### WHAT YOU SHOULD DO
Pick each line containing the word "akan" out of the data below.

Element data from apps and pages:
┄┄┄┄┄┄┄┄┄┄┄┄┄┄┄┄┄┄┄┄

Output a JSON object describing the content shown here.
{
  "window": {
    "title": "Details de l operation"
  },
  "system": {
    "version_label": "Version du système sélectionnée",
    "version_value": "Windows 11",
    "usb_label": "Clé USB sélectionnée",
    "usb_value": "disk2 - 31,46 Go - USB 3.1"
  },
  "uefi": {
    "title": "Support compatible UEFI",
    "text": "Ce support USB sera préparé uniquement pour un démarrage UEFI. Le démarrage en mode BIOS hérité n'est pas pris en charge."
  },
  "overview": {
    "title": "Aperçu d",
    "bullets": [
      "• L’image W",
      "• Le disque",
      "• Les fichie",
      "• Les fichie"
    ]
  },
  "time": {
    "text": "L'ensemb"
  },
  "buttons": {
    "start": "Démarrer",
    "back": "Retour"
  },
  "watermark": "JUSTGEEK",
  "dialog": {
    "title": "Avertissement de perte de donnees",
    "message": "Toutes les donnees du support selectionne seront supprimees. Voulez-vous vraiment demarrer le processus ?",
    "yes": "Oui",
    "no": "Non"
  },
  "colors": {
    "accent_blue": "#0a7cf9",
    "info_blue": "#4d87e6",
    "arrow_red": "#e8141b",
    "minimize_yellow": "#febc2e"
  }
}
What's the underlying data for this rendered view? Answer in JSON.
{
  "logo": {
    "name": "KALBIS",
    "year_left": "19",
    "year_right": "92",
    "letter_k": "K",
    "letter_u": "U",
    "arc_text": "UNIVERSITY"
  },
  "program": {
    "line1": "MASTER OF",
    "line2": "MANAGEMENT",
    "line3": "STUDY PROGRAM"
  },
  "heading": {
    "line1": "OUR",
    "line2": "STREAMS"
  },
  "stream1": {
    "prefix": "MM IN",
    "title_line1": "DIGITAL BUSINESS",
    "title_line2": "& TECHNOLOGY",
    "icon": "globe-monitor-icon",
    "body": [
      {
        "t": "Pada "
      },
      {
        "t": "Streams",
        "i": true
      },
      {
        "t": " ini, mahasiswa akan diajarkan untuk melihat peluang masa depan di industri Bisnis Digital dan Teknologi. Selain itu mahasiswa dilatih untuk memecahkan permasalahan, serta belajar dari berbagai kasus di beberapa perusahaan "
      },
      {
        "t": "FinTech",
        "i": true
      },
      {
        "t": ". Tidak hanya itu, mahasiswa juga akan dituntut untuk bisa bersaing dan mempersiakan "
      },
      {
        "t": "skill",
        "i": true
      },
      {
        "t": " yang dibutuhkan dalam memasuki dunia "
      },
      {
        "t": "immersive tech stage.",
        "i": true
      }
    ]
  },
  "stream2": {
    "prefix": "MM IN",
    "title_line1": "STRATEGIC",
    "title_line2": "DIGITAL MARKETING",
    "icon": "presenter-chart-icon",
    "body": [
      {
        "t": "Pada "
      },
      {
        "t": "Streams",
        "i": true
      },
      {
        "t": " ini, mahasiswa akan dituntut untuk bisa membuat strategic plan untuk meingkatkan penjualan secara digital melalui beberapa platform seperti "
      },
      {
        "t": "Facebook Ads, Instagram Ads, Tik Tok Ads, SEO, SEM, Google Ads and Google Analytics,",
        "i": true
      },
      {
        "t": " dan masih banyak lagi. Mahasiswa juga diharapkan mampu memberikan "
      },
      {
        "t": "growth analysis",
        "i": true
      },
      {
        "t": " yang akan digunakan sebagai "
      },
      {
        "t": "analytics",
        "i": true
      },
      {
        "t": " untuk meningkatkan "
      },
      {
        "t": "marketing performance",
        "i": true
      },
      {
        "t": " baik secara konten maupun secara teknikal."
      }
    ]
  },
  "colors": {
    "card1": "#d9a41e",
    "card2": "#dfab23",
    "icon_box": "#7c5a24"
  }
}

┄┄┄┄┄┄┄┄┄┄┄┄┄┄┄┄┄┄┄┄

### COMPLETED TASK
        "t": " ini, mahasiswa akan diajarkan untuk melihat peluang masa depan di industri Bisnis Digital dan Teknologi. Selain itu mahasiswa dilatih untuk memecahkan permasalahan, serta belajar dari berbagai kasus di beberapa perusahaan "
        "t": ". Tidak hanya itu, mahasiswa juga akan dituntut untuk bisa bersaing dan mempersiakan "
        "t": " ini, mahasiswa akan dituntut untuk bisa membuat strategic plan untuk meingkatkan penjualan secara digital melalui beberapa platform seperti "
        "t": " yang akan digunakan sebagai "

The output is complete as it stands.